PP Publishing has issued two new piping books by PP Editor Robert Wallace. The first is the ‘The Bagpiper’s Handbook’. The full-colour book is described as ‘a concise yet complete handbook for all pipers. Learn how to tie in a stock, adjust your reeds, test your bag and much, much more. A handy size, the book can be kept in the pipe case for easy reference.’
In the Foreword the editor writes: ‘This handbook has important advice on how to keep your bagpipe in good playing order. A poorly maintained instrument will never sound well, nor be comfortable to play.[wds id=”9″]
‘The piper is totally responsible for the sound he or she produces and all your hard work learning tunes and perfecting your fingerwork will go for nothing if you have a pipe suffering from a lack of care and attention.
‘Therefore a pride in the tone and look of your bagpipe is something you should cultivate. This handy manual will set you on the road to achieving a good sound and looking the part. Follow these simple guidelines and your instrument will repay you with years of pleasure and enjoyment.’
The book costs £8 and is available here.
The second book is a German translation of the editor’s popular Bagpipe Tutor 3 – Piobaireachd. The translation has been carried out with meticulous care by German piper Sven Kessler, a keen student of ceol mor.
The book teaches all the technique required for successful delivery of this music plus four tunes: The Wee Spree, The Boat Tune, Clan Campbell’s Gathering and Duncan MacRae of Kintail’s Lament.[wds id=”10″]
The book comes complete with free audio and video instruction available via the PP Publishing website though this is in English.
Mr Wallace said: ‘There is a growing interest in Germany in piobaireachd. Already we have top German pipers Martin Kessler and Anna Kummerlöw winning prestigious events such as the Braemar Gold Medal.
‘I hope this book will feed the interest in classical pipe music I know exists in Germany. I know from my teaching there over the past 12 years or so that there is a thirst for knowledge about this music.’
The book costs £10 and is available here.

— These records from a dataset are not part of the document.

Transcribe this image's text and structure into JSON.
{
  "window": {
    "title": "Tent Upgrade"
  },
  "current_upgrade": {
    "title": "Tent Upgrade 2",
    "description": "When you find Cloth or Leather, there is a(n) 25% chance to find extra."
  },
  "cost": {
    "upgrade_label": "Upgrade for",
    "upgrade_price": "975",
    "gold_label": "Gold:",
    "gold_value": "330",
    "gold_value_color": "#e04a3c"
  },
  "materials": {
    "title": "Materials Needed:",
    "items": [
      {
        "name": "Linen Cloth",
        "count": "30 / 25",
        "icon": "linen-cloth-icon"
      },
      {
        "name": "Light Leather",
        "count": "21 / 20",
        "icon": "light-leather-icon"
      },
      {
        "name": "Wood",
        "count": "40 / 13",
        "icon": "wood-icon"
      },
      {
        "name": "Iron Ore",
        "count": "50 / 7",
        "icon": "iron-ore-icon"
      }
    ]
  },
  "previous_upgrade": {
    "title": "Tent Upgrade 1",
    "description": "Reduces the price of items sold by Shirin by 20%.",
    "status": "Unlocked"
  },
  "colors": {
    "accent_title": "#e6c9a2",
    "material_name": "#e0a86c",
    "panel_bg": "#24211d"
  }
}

Bagpipe Tutor 1 is also available in German. Check it out here.
1 thought on “Two New Books from PP Publishing”
There have been a few efforts at the production of a Piper’s Handbook and they are worthwhile. As a young fellow, my father Addison Watson, who for a period of 20 years was the pipe major of the local Legion band in Dingwall gave me some information on how to do setting up and maintenance, of keeping the bagpipe in good shape. To be said he was not a champion piper, but from memory he always did manage to obtain a good sound from his own bagpipe and this helped me quite a bit. In those days John A MacLellan was stationed in Dingwall as the RSM of the Territorial Army, 11th Seaforth Highlanders. I would have heard him frequently if I was loitering ‘over the bridge’ in Dingwall where the Army drill hall was located. The sound of his bagpipe was excellent as anybody who heard him then would testify. This did impress me. However, I think in about 1966 or 1967, when indeed, I had been playing for a number of years and making a decent fist of it, the RSM as he was then, produced a Pipers Handbook. He was by that time stationed at Edinburgh Castle. I purchased the book and found that in some cases what I was doing to keep my bagpipe in order was maybe doubtful and if the pipes were going well, it was more good luck than knowledge. Reeds then as now were complete mystery and scraping and manipulation was, just ‘suck it and see’. It worked at times, but ignorance is bliss. That book in terms of setting up the bagpipe was invaluable to me in the following years. In the early sixties and seventies, going round the games etc, I was actually surprised about how poorly prepared some very good pipers were in setting up their pipes. Of course the late Donald MacPherson was the benchmark in producing good sound in bagpipes, but there was mystery surrounding him as to how he achieved this. There were others, but he was undoubtedly the leader in this. In that era there was a lot less of gouging and taping up pitch holes in chanters. Those who could do it seemed to be able to make good choices of reeds. Were the reeds and chanters made more compatible to each other then? So easy to view through rose coloured spectacles.
However, this type of book in giving an insight as to how to set up and maintain the bagpipe is invaluable. It is true that without getting a decent or good sound from the bagpipe, the efforts of good technique etc is diminished. There are some very good players even today who would benefit from doing some studying of the sound they produce and as a reader, I would hope that this new book will help.